Shed Seven review – a nostalgia rush from the Britpop songbook

Castlefield Bowl, Manchester
Rick Witter’s 90s band offer very little in the way of progression, but they recapture the spirit of a bygone era

“Do you remember the 1990s? They were mental,” says Shed Seven singer Rick Witter. It seems the audience do, as screams erupt and pint glasses rocket into the sky, setting the tone for an evening that seems intent on recapturing the spirit of a bygone era.

Opening song Room in My House, from their 2017 comeback album, returns to the band’s trademark template of big, ever-mounting euphoric choruses and steady chugging guitar interspersed with solos. It’s the sort of meat-and-potatoes indie rock that bands such as Kasabian resuscitated after the Britpop bubble bloated and burst around the turn of the millennium.

Older material like High Hopes and Ocean Pie is slotted neatly, and often indistinguishably, alongside newer tracks like Butterfly on a Wheel. When things feel like they’re getting a little stodgy and predictable, the band bring out a trio of brass players and some backing vocalists, who give a needed lift and welcome change in texture and structure. As a result, on songs like It’s Not Easy, the band end up sounding a little closer to the tone of 90s Spiritualized rather than the Stone Roses or Oasis – a comparison that so rattled Noel Gallagher back in the day, he once proclaimed, “Shed Seven couldn’t tie my shoelaces”.

However, as with the solo Gallagher brothers’ live reliance on Oasis’ back catalogue, the songs of Shed Seven’s heyday continue to resonate the loudest: their closing run is so rapturously received that the crowd almost drown them out with their singing. She Left Me on Friday, Disco Down and Going for Gold are all unapologetic nostalgia rushes: songs that feel like they’ve earned their place in the Britpop songbook.

Shed Seven may offer very little in the way of progression, innovation or anything resembling contemporary sounds, but in times like these you can’t begrudge people wanting to unplug from 2018 for a couple of hours and escape back to a time of singing songs about Chasing Rainbows and Better Days.


Daniel Dylan Wray

The GuardianTramp

Related Content

Article image
Britpop songs – 10 of the best
For some it meant the arrogant swagger of Oasis and cheek of Blur, to others it stood for the perceptive wit of Pulp, but mostly the Britpop moment produced catchy tracks about youth on the move

Caroline Sullivan

15, Feb, 2017 @12:10 PM

Article image
Shed Seven: Instant Pleasures review – anthemic flowering from Britpop quintet

Dave Simpson

09, Nov, 2017 @10:15 PM

Article image
Lunch With the Wild Frontiers by Phill Savidge review – Britpop years writ large
This memoir by the promoter of Suede and Pulp is a lively love letter to a bygone era

Jason Watkins

04, Jun, 2019 @8:00 AM

Article image
Britpop wasn't perfect, but it was ours | Elinor Davies
Eli Davies: I’m puzzled why this wave of nostalgia for the likes of Blur and Oasis has annoyed people quite so much.

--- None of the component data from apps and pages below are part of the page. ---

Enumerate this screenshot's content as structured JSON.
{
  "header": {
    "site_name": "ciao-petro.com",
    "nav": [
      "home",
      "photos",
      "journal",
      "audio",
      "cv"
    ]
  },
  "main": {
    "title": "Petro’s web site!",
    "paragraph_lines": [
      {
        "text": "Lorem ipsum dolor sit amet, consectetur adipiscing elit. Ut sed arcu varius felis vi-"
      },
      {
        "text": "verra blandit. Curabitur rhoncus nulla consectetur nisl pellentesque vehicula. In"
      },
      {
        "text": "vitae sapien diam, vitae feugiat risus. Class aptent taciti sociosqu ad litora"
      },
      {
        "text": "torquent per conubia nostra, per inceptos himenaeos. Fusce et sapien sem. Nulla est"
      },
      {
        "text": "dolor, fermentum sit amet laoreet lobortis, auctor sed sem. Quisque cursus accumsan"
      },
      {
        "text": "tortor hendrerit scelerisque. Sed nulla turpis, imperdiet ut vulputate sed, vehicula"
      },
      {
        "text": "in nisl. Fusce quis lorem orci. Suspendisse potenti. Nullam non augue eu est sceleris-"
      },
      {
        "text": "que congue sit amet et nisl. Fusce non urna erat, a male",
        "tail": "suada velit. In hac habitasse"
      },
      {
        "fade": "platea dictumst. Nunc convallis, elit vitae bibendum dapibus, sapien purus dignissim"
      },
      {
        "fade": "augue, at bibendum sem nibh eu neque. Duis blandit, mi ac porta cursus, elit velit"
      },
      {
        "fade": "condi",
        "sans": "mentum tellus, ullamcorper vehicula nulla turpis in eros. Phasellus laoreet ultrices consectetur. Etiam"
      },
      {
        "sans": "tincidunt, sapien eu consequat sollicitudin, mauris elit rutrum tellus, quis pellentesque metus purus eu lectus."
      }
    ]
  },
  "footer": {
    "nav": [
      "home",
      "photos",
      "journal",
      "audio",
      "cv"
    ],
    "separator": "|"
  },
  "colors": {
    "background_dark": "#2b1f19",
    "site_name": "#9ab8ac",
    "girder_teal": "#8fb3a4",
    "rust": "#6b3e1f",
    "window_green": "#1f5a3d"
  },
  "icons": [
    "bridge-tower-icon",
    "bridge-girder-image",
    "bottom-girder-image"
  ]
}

They brought a bit of joy to a grey era

Eli Davies

14, Apr, 2014 @11:51 AM

Article image
Britpop: a cultural abomination that set music back

Michael Hann: During the heyday of Blur and Oasis, ruthless ambition became the order of the day, as scores of unrelentingly pedestrian bands ditched everything that once made British pop music interesting

Michael Hann

24, Apr, 2014 @6:00 PM

Article image
Quiz: How much do you know about Britpop?

To celebrate the 20th anniversary of Blur's Parklife, here are 30 questions to test your knowledge of mid-to-late 90s British guitar music

Jack Dutton

25, Apr, 2014 @11:38 AM

Article image
Devendra Banhart: 'I love almost every Britpop band'

The Venezuelan singer and artist on Britpop, life under Chávez and childhood memories of bugs' guts

Chris Salmon

21, Mar, 2013 @10:37 PM

Article image
Oscar: Cut and Paste review – fay Britpop with glorious melodies

Harriet Gibsone

12, May, 2016 @6:30 PM

Article image
Suede review – secret gig as Crushed Kid is extremely loud and incredibly close
Matching the garage-y sound of their new record to a 300-capacity venue, this show is a euphoric return to basics

Dorian Lynskey

06, Sep, 2022 @9:11 AM

Article image
Shiiine On Weekender – Bez's pool party, Britpop bastions and middle-aged boozers
For one weekend in November, the Minehead Butlins turns into an idyll for forgotten indie tribes, with performances from the Bluetones, Ash, Dodgy, the Wonder Stuff, Black Grape, Shed 7, er, the Clone Roses, and more

Mark Beaumont

14, Nov, 2016 @5:27 PM